Aotearoa must be much more ambitious in our target for native forest restoration
In its submission to the Climate Commission’s draft recommendations to Government, The Tindall Foundation has highlighted the need for New Zealand to be far more ambitious in our target for native forest restoration, using an evidence-based approach.

Native forests are important, not simply for carbon sequestration, but also for the substantial co-benefits they provide, including environmental and cultural ecosystem services and economic resilience.

We believe that, by 2035, our aim should be that the 1m ha of erosion prone land identified by Te Uru Rakau as being only suitable for new permanent forest, is covered in native forests. A combination of planting and assisted regeneration using science-based approaches is required, and capacity across the native forestry sector is essential.

Scaling is needed to achieve that target and will require co-ordination of knowledge, activities, resources and planning in areas such as silviculture, land identification, nursery capacity, workforce development, pest control and fencing – and these should be priority areas of action now.

Native forests can be managed to be economically self-sustaining. It is crucial that financial incentives are in place for those establishing and managing native forests. This includes making native forestry a rational and low-risk land use and investment choice.

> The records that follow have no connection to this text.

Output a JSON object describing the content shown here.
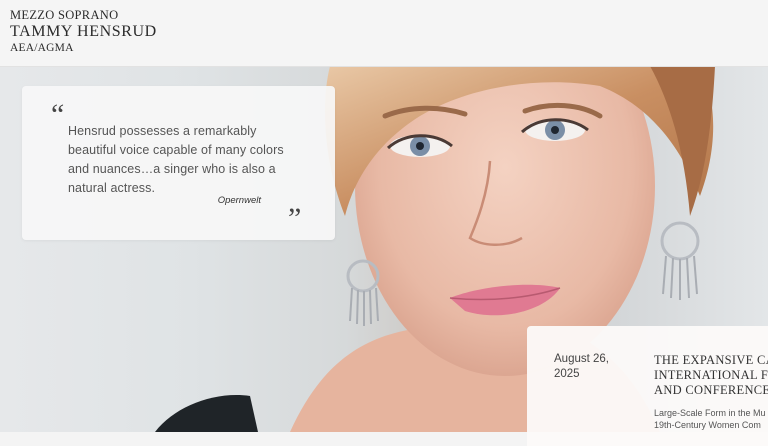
{
  "header": {
    "subtitle": "MEZZO SOPRANO",
    "name": "TAMMY HENSRUD",
    "union": "AEA/AGMA"
  },
  "quote": {
    "open_mark": "“",
    "text": "Hensrud possesses a remarkably beautiful voice capable of many colors and nuances…a singer who is also a natural actress.",
    "source": "Opernwelt",
    "close_mark": "”"
  },
  "event": {
    "date_line1": "August 26,",
    "date_line2": "2025",
    "title_line1": "THE EXPANSIVE CA",
    "title_line2": "INTERNATIONAL FE",
    "title_line3": "AND CONFERENCE",
    "desc_line1": "Large-Scale Form in the Mu",
    "desc_line2": "19th-Century Women Com"
  },
  "colors": {
    "header_bg": "#f5f5f5",
    "card_bg": "#f7f7f7",
    "text_dark": "#2a2a2a",
    "lip_pink": "#e07a92"
  },
  "hero_image": "portrait-photo"
}
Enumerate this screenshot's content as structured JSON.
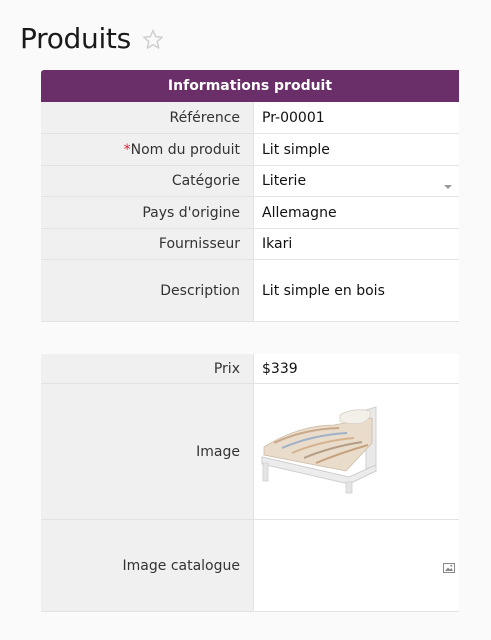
{
  "page": {
    "title": "Produits"
  },
  "section": {
    "title": "Informations produit"
  },
  "fields": {
    "reference": {
      "label": "Référence",
      "value": "Pr-00001"
    },
    "nom": {
      "required_marker": "*",
      "label": "Nom du produit",
      "value": "Lit simple"
    },
    "categorie": {
      "label": "Catégorie",
      "value": "Literie"
    },
    "pays": {
      "label": "Pays d'origine",
      "value": "Allemagne"
    },
    "fournisseur": {
      "label": "Fournisseur",
      "value": "Ikari"
    },
    "description": {
      "label": "Description",
      "value": "Lit simple en bois"
    },
    "prix": {
      "label": "Prix",
      "value": "$339"
    },
    "image": {
      "label": "Image"
    },
    "image_catalogue": {
      "label": "Image catalogue"
    }
  },
  "icons": {
    "favorite": "star-outline-icon",
    "dropdown": "chevron-down-icon",
    "image_placeholder": "image-icon",
    "product_photo": "bed-icon"
  },
  "colors": {
    "accent": "#6a2f68",
    "required": "#e0203a"
  }
}
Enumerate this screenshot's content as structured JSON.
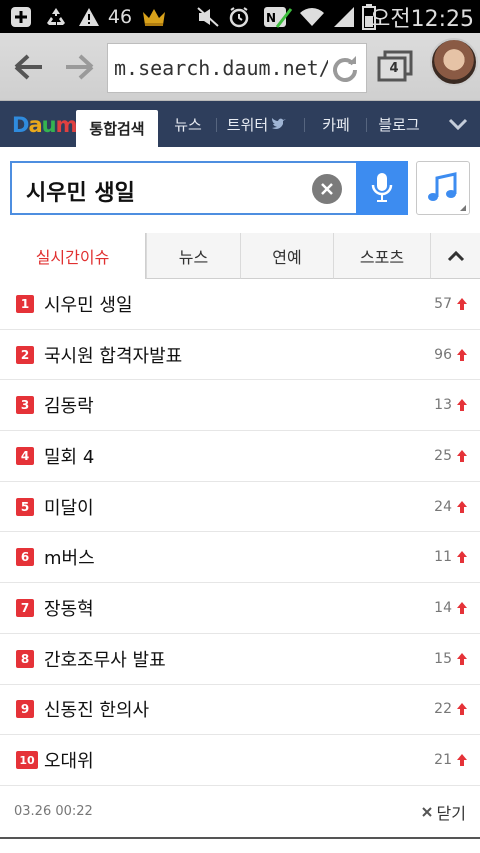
{
  "status_bar": {
    "signal_number": "46",
    "time": "오전12:25"
  },
  "browser": {
    "url": "m.search.daum.net/se",
    "tab_count": "4"
  },
  "daum_nav": {
    "logo": "Daum",
    "tabs": [
      "통합검색",
      "뉴스",
      "트위터",
      "카페",
      "블로그"
    ]
  },
  "search": {
    "query": "시우민 생일"
  },
  "issue_tabs": [
    "실시간이슈",
    "뉴스",
    "연예",
    "스포츠"
  ],
  "ranking": [
    {
      "rank": "1",
      "term": "시우민 생일",
      "count": "57"
    },
    {
      "rank": "2",
      "term": "국시원 합격자발표",
      "count": "96"
    },
    {
      "rank": "3",
      "term": "김동락",
      "count": "13"
    },
    {
      "rank": "4",
      "term": "밀회 4",
      "count": "25"
    },
    {
      "rank": "5",
      "term": "미달이",
      "count": "24"
    },
    {
      "rank": "6",
      "term": "m버스",
      "count": "11"
    },
    {
      "rank": "7",
      "term": "장동혁",
      "count": "14"
    },
    {
      "rank": "8",
      "term": "간호조무사 발표",
      "count": "15"
    },
    {
      "rank": "9",
      "term": "신동진 한의사",
      "count": "22"
    },
    {
      "rank": "10",
      "term": "오대위",
      "count": "21"
    }
  ],
  "footer": {
    "timestamp": "03.26 00:22",
    "close_label": "닫기"
  },
  "colors": {
    "accent_red": "#e53238",
    "daum_nav_bg": "#2e3e5c",
    "search_blue": "#3d8cf0"
  }
}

We are proud to have funded many organisations working to mitigate climate change including, Trees that Count, Tane’s Tree Trust, EDS, Great South, Climate Change Iwi Leaders Group and Ngāti Kuri among others.

TTF also supports deployment of systems and infrastructure needed for alternative farming systems and products. We believe that regenerative farming is needed and we have supported several initiatives to promote the benefits of this approach, notably Pure Advantage’s ‘Our Regenerative Future campaign and ‘Calm The Farm’.

While TTF agrees that more research and evidence is needed, many regenerative approaches have been in place in Aotearoa NZ for decades and can be implemented now. Increased investment in information and data on alternative farming practices and their effectiveness would be useful.

In the submission we also point out that seaweeds are being increasingly recognised for their value in providing important ecosystem services such as carbon sequestration and nutrient capture, which could assist with combatting climate change. TTF is supporting Envirostrat to carry out research to develop the Greenwave Regenerative Farming Model and seaweed hatchery and trial farms.

The rapid growth of some species of seaweed means that farming on marine structures or restoring kelp forests could be a more time-effective solution to reducing carbon dioxide concentrations in the atmosphere, even than planting trees

TTF fully supports the need for coordination across Government departments and agencies, and for the roles, expectations, and accountability mechanisms in relation to addressing climate change to be clearly set out.

Most importantly we need to act now to avoid pushing the burden of climate change to future generations.

In summary, TTF also supports:

a.       Respecting the rangatiratanga and kaitiakitanga responsibilities of Maori and including mātauranga Maori in all mitigation and reduction efforts.

b.       Being more ambitious with native forestry targets, using an evidence-based approach.

c.       The development of incentives for more native tree plantations, including for native forestry but within a continuous cover, ‘close to nature’ approach.

d.       A shift to a regenerative agricultural model for farming in Aotearoa.

f. Further large-scale development of the seaweed industry in Aotearoa as a potential source of blue carbon storage.

g. A just transition for all.

h. Coordination across political parties and Government agencies.